PARADISE, Calif. — In northern California, apocalyptic images are revealing entire lives incinerated in a matter of minutes. Four days have passed since the raging Camp Fire first ripped through the retirement community of Paradise and beyond, burning at a rate of 30 football fields per minute and hot enough to melt car parts. Downed PG&E power lines, combined with high winds, are believed to have sparked the fire.

One mobile home park was obliterated by the wildfire. Crews are now searching through tons of rubble and bringing in cadaver dogs. With more than 200 people still unaccounted for, families who are desperate for answers are posting pictures of their loved ones online and on message boards at shelters.

"In some cases the remains we are recovering are nothing but ash and bone," said Kory Honea, the Butte County sheriff.

California Wildfires

Leveled residences line a mobile home park on Edgewood Lane after the Camp Fire burned through Paradise, California, on Saturday, Nov. 10, 2018.

Noah Berger / AP

State DNA experts are helping identify victims with chaplains and hearses nearby as bodies are found.
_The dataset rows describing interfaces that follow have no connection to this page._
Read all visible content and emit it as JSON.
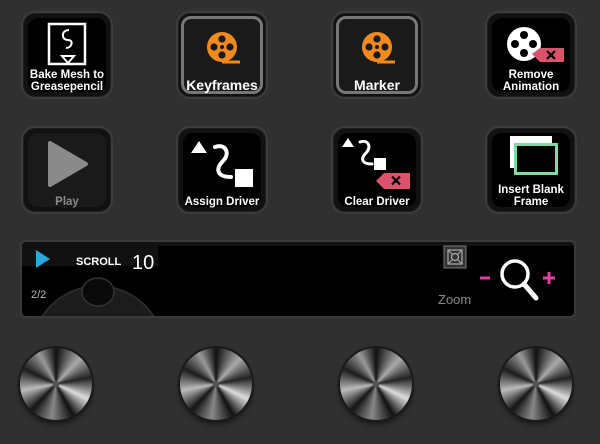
{
  "keys": [
    {
      "label": "Bake Mesh to Greasepencil",
      "icon": "grease-pencil-icon"
    },
    {
      "label": "Keyframes",
      "icon": "film-reel-icon"
    },
    {
      "label": "Marker",
      "icon": "film-reel-icon"
    },
    {
      "label": "Remove Animation",
      "icon": "film-reel-remove-icon"
    },
    {
      "label": "Play",
      "icon": "play-icon"
    },
    {
      "label": "Assign Driver",
      "icon": "driver-icon"
    },
    {
      "label": "Clear Driver",
      "icon": "driver-clear-icon"
    },
    {
      "label": "Insert Blank Frame",
      "icon": "blank-frame-icon"
    }
  ],
  "dial": {
    "name": "SCROLL",
    "value": "10",
    "page": "2/2",
    "zoom_label": "Zoom",
    "zoom_minus": "−",
    "zoom_plus": "+"
  },
  "colors": {
    "accent_orange": "#f08a1e",
    "remove_red": "#d9536a",
    "play_blue": "#29a8e0",
    "zoom_pink": "#e040a0",
    "frame_green": "#7fd9a8"
  }
}
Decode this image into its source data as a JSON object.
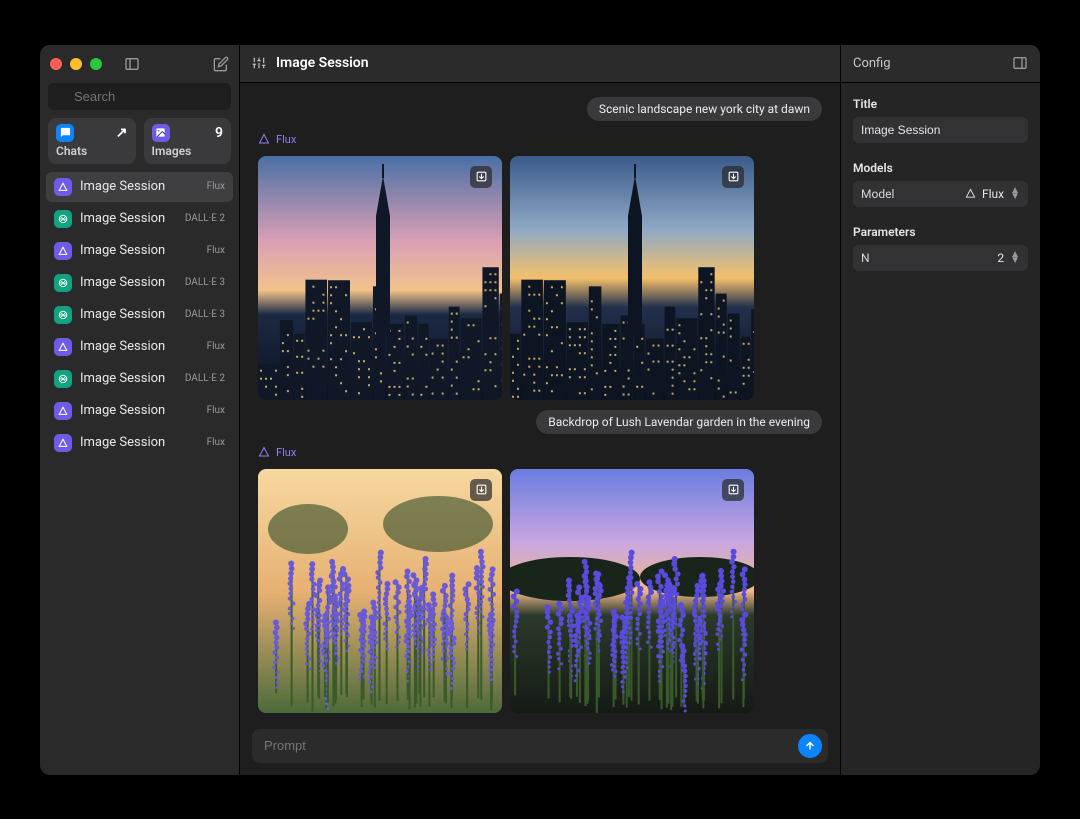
{
  "sidebar": {
    "search_placeholder": "Search",
    "tabs": {
      "chats": {
        "label": "Chats",
        "right_glyph": "↗"
      },
      "images": {
        "label": "Images",
        "count": "9"
      }
    },
    "sessions": [
      {
        "label": "Image Session",
        "model": "Flux",
        "icon": "flux",
        "selected": true
      },
      {
        "label": "Image Session",
        "model": "DALL·E 2",
        "icon": "dalle",
        "selected": false
      },
      {
        "label": "Image Session",
        "model": "Flux",
        "icon": "flux",
        "selected": false
      },
      {
        "label": "Image Session",
        "model": "DALL·E 3",
        "icon": "dalle",
        "selected": false
      },
      {
        "label": "Image Session",
        "model": "DALL·E 3",
        "icon": "dalle",
        "selected": false
      },
      {
        "label": "Image Session",
        "model": "Flux",
        "icon": "flux",
        "selected": false
      },
      {
        "label": "Image Session",
        "model": "DALL·E 2",
        "icon": "dalle",
        "selected": false
      },
      {
        "label": "Image Session",
        "model": "Flux",
        "icon": "flux",
        "selected": false
      },
      {
        "label": "Image Session",
        "model": "Flux",
        "icon": "flux",
        "selected": false
      }
    ]
  },
  "main": {
    "title": "Image Session",
    "blocks": [
      {
        "prompt": "Scenic landscape new york city at dawn",
        "model": "Flux"
      },
      {
        "prompt": "Backdrop of Lush Lavendar garden in the evening",
        "model": "Flux"
      }
    ],
    "prompt_placeholder": "Prompt"
  },
  "config": {
    "header": "Config",
    "title_section": "Title",
    "title_value": "Image Session",
    "models_section": "Models",
    "model_label": "Model",
    "model_value": "Flux",
    "params_section": "Parameters",
    "n_label": "N",
    "n_value": "2"
  }
}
Thousands of homes have been destroyed, including those of dozens of firefighters who continue to battle on the front lines to save other homes. The Camp Fire has ravaged more than 113,000 acres and destroyed more than 6,000 homes.

One man, Ed Gleason, didn't evacuate, and his house was one was of the few still standing today. But at least seven people died in their cars as they tried to evacuate. The blaze was so hot that aluminum wheels on vehicles melted.

Southern California Wildfires

Molten aluminum flowed from a car that burned in front of one of at least 20 homes destroyed just on Windermere Drive in the Point Dume area of Malibu, California, Saturday, Nov. 10, 2018.

Reed Saxon / AP

Darrell Wilken, a registered nurse, is thankful to be alive. He drove right through the towering inferno with three of his elderly patients as they fled Paradise.

"Everywhere the cars were on fire and I didn't see anybody walking and all I could think of is there were people in those cars," Wilken said. 

It took more than three hours to get through hell.

"I'm still shaking. Every time I talk about it," he said.

  • Mireya Villarreal

    Mireya Villarreal is a CBS News correspondent.